*Assignment*: The expected response is the full set of records, unchanged.

__________

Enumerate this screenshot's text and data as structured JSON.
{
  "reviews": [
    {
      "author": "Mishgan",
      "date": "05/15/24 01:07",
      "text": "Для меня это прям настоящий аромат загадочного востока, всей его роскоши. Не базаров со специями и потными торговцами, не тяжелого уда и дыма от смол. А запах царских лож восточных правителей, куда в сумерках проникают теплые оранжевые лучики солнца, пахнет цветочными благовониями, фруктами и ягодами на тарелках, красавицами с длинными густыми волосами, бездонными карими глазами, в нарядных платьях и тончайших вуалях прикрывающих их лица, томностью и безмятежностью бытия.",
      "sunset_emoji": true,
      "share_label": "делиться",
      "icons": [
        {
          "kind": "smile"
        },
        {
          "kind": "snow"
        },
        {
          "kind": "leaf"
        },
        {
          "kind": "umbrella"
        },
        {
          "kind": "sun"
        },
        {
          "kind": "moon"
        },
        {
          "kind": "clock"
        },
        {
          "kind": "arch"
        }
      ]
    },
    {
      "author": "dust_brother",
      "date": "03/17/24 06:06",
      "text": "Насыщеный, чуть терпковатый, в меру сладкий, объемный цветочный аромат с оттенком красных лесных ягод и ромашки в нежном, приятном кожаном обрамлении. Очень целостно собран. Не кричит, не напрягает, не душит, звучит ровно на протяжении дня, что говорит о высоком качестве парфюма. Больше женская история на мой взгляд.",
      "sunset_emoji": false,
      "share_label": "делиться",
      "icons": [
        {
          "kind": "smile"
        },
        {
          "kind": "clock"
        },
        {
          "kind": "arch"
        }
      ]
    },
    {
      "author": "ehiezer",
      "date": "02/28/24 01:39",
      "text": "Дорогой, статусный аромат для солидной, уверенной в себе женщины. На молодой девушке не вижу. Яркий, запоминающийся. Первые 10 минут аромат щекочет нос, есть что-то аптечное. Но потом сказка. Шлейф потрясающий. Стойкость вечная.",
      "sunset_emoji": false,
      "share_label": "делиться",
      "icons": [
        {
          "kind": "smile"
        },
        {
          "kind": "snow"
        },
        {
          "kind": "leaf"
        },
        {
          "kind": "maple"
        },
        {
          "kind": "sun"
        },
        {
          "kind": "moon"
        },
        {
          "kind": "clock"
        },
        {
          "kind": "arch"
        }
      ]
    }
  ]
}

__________

*Solution*:
Enumerate this screenshot's text and data as structured JSON.
{
  "reviews": [
    {
      "author": "Mishgan",
      "date": "05/15/24 01:07",
      "text": "Для меня это прям настоящий аромат загадочного востока, всей его роскоши. Не базаров со специями и потными торговцами, не тяжелого уда и дыма от смол. А запах царских лож восточных правителей, куда в сумерках проникают теплые оранжевые лучики солнца, пахнет цветочными благовониями, фруктами и ягодами на тарелках, красавицами с длинными густыми волосами, бездонными карими глазами, в нарядных платьях и тончайших вуалях прикрывающих их лица, томностью и безмятежностью бытия.",
      "sunset_emoji": true,
      "share_label": "делиться",
      "icons": [
        {
          "kind": "smile"
        },
        {
          "kind": "snow"
        },
        {
          "kind": "leaf"
        },
        {
          "kind": "umbrella"
        },
        {
          "kind": "sun"
        },
        {
          "kind": "moon"
        },
        {
          "kind": "clock"
        },
        {
          "kind": "arch"
        }
      ]
    },
    {
      "author": "dust_brother",
      "date": "03/17/24 06:06",
      "text": "Насыщеный, чуть терпковатый, в меру сладкий, объемный цветочный аромат с оттенком красных лесных ягод и ромашки в нежном, приятном кожаном обрамлении. Очень целостно собран. Не кричит, не напрягает, не душит, звучит ровно на протяжении дня, что говорит о высоком качестве парфюма. Больше женская история на мой взгляд.",
      "sunset_emoji": false,
      "share_label": "делиться",
      "icons": [
        {
          "kind": "smile"
        },
        {
          "kind": "clock"
        },
        {
          "kind": "arch"
        }
      ]
    },
    {
      "author": "ehiezer",
      "date": "02/28/24 01:39",
      "text": "Дорогой, статусный аромат для солидной, уверенной в себе женщины. На молодой девушке не вижу. Яркий, запоминающийся. Первые 10 минут аромат щекочет нос, есть что-то аптечное. Но потом сказка. Шлейф потрясающий. Стойкость вечная.",
      "sunset_emoji": false,
      "share_label": "делиться",
      "icons": [
        {
          "kind": "smile"
        },
        {
          "kind": "snow"
        },
        {
          "kind": "leaf"
        },
        {
          "kind": "maple"
        },
        {
          "kind": "sun"
        },
        {
          "kind": "moon"
        },
        {
          "kind": "clock"
        },
        {
          "kind": "arch"
        }
      ]
    }
  ]
}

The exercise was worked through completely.